This is how it happened. There was a shuttle bus that carried authors from their luxury accommodation to Somerset College, where the actual celebration took place. On my first ride on the bus I was accompanied by about twelve other writers, all being rowdy and excited and silly. I sat next to Phil Kettle, the writer who sounds like the start of a recipe. It was a jolly ride, and we all arrived in tip-top shape ready to speak to the kids about our work. Tara Moss was on this trip. It's kind of hard not to notice someone as tall and attractive as Tara Moss, especially when you're sitting next to Phil Kettle. I wanted to introduce myself to her, but I never got a chance to, because she was on her phone most of the time and Jack Heath kept fainting all over her (I think this was probably by mutual arrangement). Still determined to say hello to Tara, I stalked her round the Celebration, where she was either on the phone, being orbited by Jack, or sipping from a bucket of coffee, which was her constant companion. I don't know where she got it from, but she was never without it. Now, when I caught the shuttle bus back to the hotel, the only other passenger was Tara!
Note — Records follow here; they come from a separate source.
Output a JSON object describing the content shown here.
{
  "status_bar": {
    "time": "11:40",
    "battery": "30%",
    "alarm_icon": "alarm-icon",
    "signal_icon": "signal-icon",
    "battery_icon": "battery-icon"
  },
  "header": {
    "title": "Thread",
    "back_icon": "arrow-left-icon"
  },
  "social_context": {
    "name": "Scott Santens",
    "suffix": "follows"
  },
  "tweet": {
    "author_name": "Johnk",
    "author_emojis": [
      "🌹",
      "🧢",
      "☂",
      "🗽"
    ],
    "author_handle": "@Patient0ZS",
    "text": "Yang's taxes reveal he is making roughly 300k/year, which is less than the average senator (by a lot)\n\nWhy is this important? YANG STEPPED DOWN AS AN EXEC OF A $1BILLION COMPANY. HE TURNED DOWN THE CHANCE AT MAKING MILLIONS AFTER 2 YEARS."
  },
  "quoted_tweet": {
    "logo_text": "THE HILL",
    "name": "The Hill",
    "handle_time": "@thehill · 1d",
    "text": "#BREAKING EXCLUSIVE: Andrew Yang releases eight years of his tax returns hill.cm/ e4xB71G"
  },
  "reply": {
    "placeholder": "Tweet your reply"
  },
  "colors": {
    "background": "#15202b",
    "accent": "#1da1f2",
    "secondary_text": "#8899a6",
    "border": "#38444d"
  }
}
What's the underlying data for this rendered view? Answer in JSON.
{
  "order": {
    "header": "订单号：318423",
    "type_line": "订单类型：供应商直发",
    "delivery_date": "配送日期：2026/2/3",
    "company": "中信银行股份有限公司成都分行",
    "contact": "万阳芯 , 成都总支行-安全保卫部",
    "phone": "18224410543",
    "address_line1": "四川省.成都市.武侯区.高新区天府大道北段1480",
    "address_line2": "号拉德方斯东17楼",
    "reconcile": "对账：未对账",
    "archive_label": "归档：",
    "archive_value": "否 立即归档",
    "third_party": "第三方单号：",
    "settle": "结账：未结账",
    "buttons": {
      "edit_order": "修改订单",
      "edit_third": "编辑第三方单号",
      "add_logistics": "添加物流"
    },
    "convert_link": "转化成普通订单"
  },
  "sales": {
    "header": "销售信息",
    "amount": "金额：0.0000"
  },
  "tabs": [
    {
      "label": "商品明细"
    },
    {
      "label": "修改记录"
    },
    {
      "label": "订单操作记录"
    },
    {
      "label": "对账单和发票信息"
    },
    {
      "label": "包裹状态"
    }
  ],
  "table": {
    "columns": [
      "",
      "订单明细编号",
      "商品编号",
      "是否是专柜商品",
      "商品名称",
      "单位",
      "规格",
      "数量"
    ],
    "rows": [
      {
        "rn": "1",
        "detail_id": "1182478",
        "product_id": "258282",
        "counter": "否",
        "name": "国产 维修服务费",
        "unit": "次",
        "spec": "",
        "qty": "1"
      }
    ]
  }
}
We'd both done our sessions and were keen to get back to the lap of luxury in which we were cocooned. (Sorry about the mixed metaphor, this is just too embarrassing to worry about such things). Tara continued to talk on that scallop phone (she was meeting friends at The Versace Hotel - naturally) and to slurp from that enormous bucket of coffee. The bus crossed a bridge over what looked like an estuary. Tara finished her call. And I was just about to introduce myself when something extraordinary happened. The air in the shuttle bus was redolent with a potent fart smell. Since I wasn't responsible, and the driver was separated from us by a Perspex wall, I figured it had to be Tara. And I became so obsessed with the fact that Tara Moss had farted at me (this is an exaggeration, I have no reason to believe she actually aimed) that it became very difficult for me to engage her in conversation. My adult self kept reminding me that farting was a perfectly normal human function, especially if you're going to guzzle buckets of coffee all day, and just because Tara was overwhelmingly beautiful it didn't make her immune to the rigours of flatulence. But my schoolboy self just wanted to giggle and crack open a window. (Although my window was already open - a clue, readers.) Now, of course, a story like this only becomes funny when you tell it to someone else. And I just had to. I forget who I told, but never take an author into your confidence because they just can't help themselves. They're as discreet as The News of the World. By the end of the day, quite a few people had sympathised with me about my experience of having Austrtalia's most attractive crime writer fart at me. (The story wouldn't have spread if the farting writer had been Phil Kettle, I'm sure.) And I kept seeing Tara giving me dark looks. There was no way I could talk to her now. Someone had told her my tale. The next day on the shuttle bus I was with Dave Hackett and Jack Heath. We crossed that same bridge over the estuary and - I shudder to write this - the bus filled with fart smell again. Jack, Dave and I are smutty boys who would happily own up to being the perpetrator, but I think it was Dave who pointed out the piles of seaweed rotting under the bridge. I live in St Kilda. Every summer, sea kelp washes up on the beach and cooks in the sun. The whole town ends up smelling like a fart, becase the smell of the rotting seaweed really is that sulphurous and awful. But did I recognise it when first smelled it on that bus? No. Did I think the fart smell in the bus might possibly have come from those piles of rotting seaeweed under the bridge? No. Instead I decided to blame the most glamorous writer in Australia. Tara, I'm really sorry, because I know someone told you that I had accused you of farting at me, when you were totally innocent of said crime. If I have another stroke I'll probably die, so it really is time for me to right some past wrongs. I would like to state, categorically, that Tara Moss did not fart at me in the shuttle bus at Somerset.